A couple of things.
I was rather amused to get an email from Sunset Tours this morning with the subject title: Air Zimbabwe Specials and Extra Baggage Allowances. The departure hall at Harare International Airport is a scary sight on the night that Air Zimbabwe flies to London. You can hardly swing a bag for the masses fleeing our sinking ship. Now with Extra Baggage Allowances one wonders if the plane will even get off the ground. By the sound of it (low and loud) it would seem that ScareZim clears my roof – I’m in the flight path – by barely a few feet as it is.
Then I laughed at a headline just seen: Zimbabwe Places Military On Alert: Says Opposition Planning A Coup. Hmmm. The Movement for Democratic can plan an election at best, and interminable board meetings at worst. But a coup is certainly outside of their capabilities. A headline like this is just another example of the type of propaganda that’s churned out by the state.
Meanwhile Tendai Dumbutshena writing for the Zimbabwe Times seems to have his head screwed on right going by his article Time for MDC to make big decision. OK, we got that, awhile back. Besides the fact that they are way over the deadline on making a decision, the fact is that they need to make a decision. Scary thought, I know. But Tendai puts things quite clearly . . .
Morgan Tsvangirai’s MDC meets on Sunday 18 January to decide whether to join the proposed inclusive government. It is imperative for the MDC to arrive at a clear decision that leaves no room for uncertainty or ambiguity. It is now four months since the Global Political Agreement (GPA) was signed on 15 September 2008. A lot has transpired in that time. The MDC should be in a position to make a firm decision based on concrete facts and not unrealistic hopes.
This is no time to dilly-dally. The party is either joining the government or opting out. There are no more SADC summits that will help the situation. All parties including SADC have made their positions crystal clear. It is decision time for the MDC.
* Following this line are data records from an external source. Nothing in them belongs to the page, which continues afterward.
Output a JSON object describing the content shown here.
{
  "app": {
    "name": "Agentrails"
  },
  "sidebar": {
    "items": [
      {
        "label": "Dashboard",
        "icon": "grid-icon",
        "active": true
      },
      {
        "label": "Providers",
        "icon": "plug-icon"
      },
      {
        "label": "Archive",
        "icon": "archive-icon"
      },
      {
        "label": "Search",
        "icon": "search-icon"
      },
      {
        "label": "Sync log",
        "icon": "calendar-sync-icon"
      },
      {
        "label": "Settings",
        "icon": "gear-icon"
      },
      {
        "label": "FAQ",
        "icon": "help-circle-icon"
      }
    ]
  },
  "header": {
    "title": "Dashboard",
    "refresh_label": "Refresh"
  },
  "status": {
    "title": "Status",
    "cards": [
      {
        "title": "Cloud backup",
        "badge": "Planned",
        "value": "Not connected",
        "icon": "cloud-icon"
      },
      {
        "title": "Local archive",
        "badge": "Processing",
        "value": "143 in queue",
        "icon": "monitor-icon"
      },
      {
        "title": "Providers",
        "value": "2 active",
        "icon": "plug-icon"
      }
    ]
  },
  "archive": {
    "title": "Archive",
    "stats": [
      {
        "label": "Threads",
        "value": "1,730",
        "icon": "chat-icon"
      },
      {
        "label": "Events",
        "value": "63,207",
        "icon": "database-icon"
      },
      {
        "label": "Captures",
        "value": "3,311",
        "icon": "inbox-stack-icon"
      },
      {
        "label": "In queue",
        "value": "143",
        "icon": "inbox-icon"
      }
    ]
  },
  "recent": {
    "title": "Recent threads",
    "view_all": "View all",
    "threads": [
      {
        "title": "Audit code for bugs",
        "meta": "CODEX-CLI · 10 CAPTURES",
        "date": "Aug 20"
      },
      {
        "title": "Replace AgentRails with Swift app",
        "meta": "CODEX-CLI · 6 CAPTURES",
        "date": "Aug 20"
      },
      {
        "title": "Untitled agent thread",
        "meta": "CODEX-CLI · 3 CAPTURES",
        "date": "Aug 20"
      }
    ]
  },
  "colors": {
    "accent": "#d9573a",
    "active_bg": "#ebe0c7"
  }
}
A coalition or unity government only works if parties in it have a common purpose. In Zimbabwe this is clearly not the case. Mugabe sees the inclusive government as a tactical ploy to ultimately outmaneuvre the MDC. He does not see it as a vehicle through which the political and economic crisis in Zimbabwe can be genuinely tackled. His main objective is not to bring prosperity to the people of Zimbabwe but to rule them until he drops dead. He only signed the agreement to secure legitimacy for his presidency which he could not obtain through the ballot box. He detests the idea of having the MDC in government even as junior partners.
He has no intention of allowing the inclusive government to serve a full five – year term. His intention is to call for an early election when he believes the MDC is sufficiently weakened. Mugabe is shrewd enough to know that the MDC’s presence as junior partners in a largely ineffectual government will have serious political consequences for it. With no improvement in the lives of Zimbabweans the MDC’s political fortunes will rapidly nosedive. At the same time the MDC’s foot soldiers – the backbone of the party – will continue to be killed, arrested, tortured and displaced. With its organizers battered and demoralized and its structures crippled, the MDC will be ripe for easy pickings in an early snap election.
We should however debate one of the observations Tendai makes . . .
The argument is often presented by some analysts that the MDC will be cast into the political wilderness if it declines to join the inclusive government. This is a false argument bereft of any merit. The MDC’s raison d’etre is to seek democratic change in Zimbabwe. That is supposed to be its mission. It is not to seek political accommodation with a regime hell bent on preserving its own tyrannical rule.
As Amanda raised in her recent blog, perhaps the MDC is in fact seeking some sort of political accommodation rather than the ousting of Mugabe. Clearly the MDC has struggled to get rid of Mugabe democratically, and if they are unable to pull off a coup (and who wants one anyway), then politicians (rather than freedom fighters) opt for political accommodation.
On the 18th January Tsvangirai will have a hard time persuading his colleagues and MPs to walk away from a negotiated settlement. They will want to keep the dollars and perks that Mugabe has been dangling in front of them.